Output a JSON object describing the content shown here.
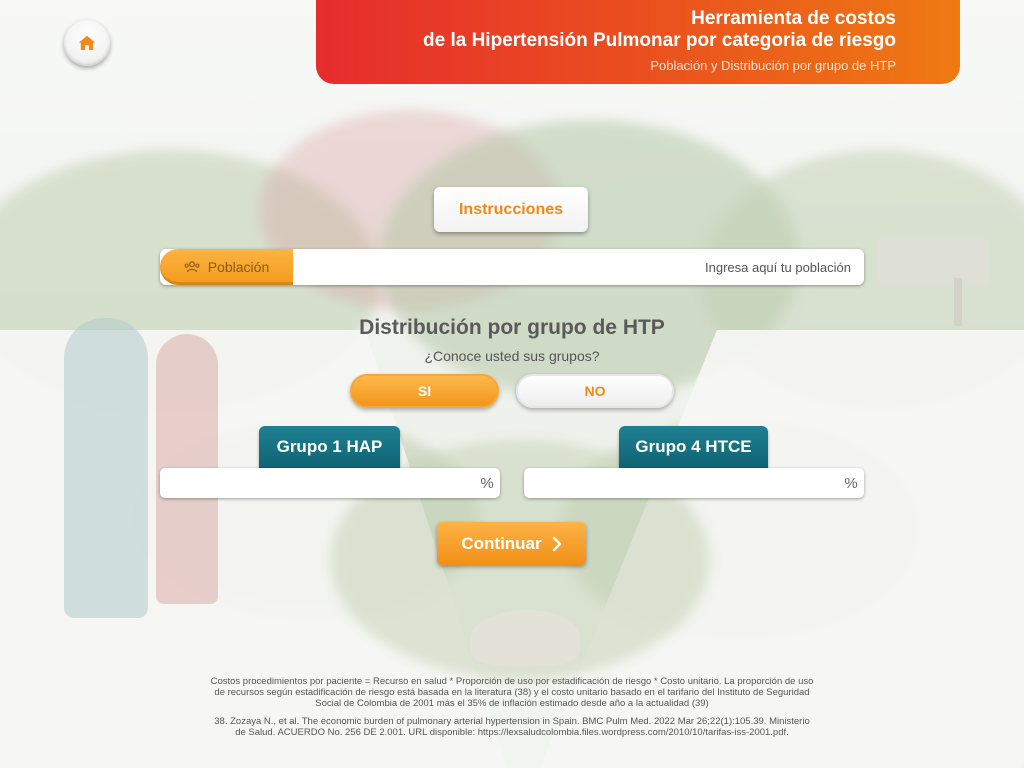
{
  "header": {
    "title_line1": "Herramienta de costos",
    "title_line2": "de la Hipertensión Pulmonar por categoria de riesgo",
    "subtitle": "Población y Distribución por grupo de HTP",
    "gradient_colors": [
      "#e52d2d",
      "#ee7a12"
    ]
  },
  "home": {
    "icon": "home-icon",
    "icon_color": "#f08a16"
  },
  "instructions": {
    "label": "Instrucciones"
  },
  "population": {
    "label": "Población",
    "icon": "people-icon",
    "value": "",
    "placeholder": "Ingresa aquí tu población"
  },
  "distribution": {
    "title": "Distribución por grupo de HTP",
    "question": "¿Conoce usted sus grupos?",
    "yes_label": "SI",
    "no_label": "NO",
    "selected": "SI"
  },
  "groups": [
    {
      "label": "Grupo 1 HAP",
      "value": "",
      "unit": "%"
    },
    {
      "label": "Grupo 4 HTCE",
      "value": "",
      "unit": "%"
    }
  ],
  "continue": {
    "label": "Continuar",
    "icon": "chevron-right-icon"
  },
  "notes": {
    "paragraph1": "Costos procedimientos por paciente = Recurso en salud * Proporción de uso por estadificación de riesgo * Costo unitario. La proporción de uso de recursos según estadificación de riesgo está basada en la literatura (38) y el costo unitario basado en el tarifario del Instituto de Seguridad Social de Colombia de 2001 más el 35% de inflación estimado desde año a la actualidad (39)",
    "paragraph2": "38. Zozaya N., et al. The economic burden of pulmonary arterial hypertension in Spain. BMC Pulm Med. 2022 Mar 26;22(1):105.39. Ministerio de Salud. ACUERDO No. 256 DE 2.001. URL disponible: https://lexsaludcolombia.files.wordpress.com/2010/10/tarifas-iss-2001.pdf."
  },
  "colors": {
    "accent_orange": "#f08a16",
    "teal": "#137083",
    "text_gray": "#555555"
  }
}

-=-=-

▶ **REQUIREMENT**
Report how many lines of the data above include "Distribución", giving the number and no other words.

▶ **EXPECTED ANSWER**
2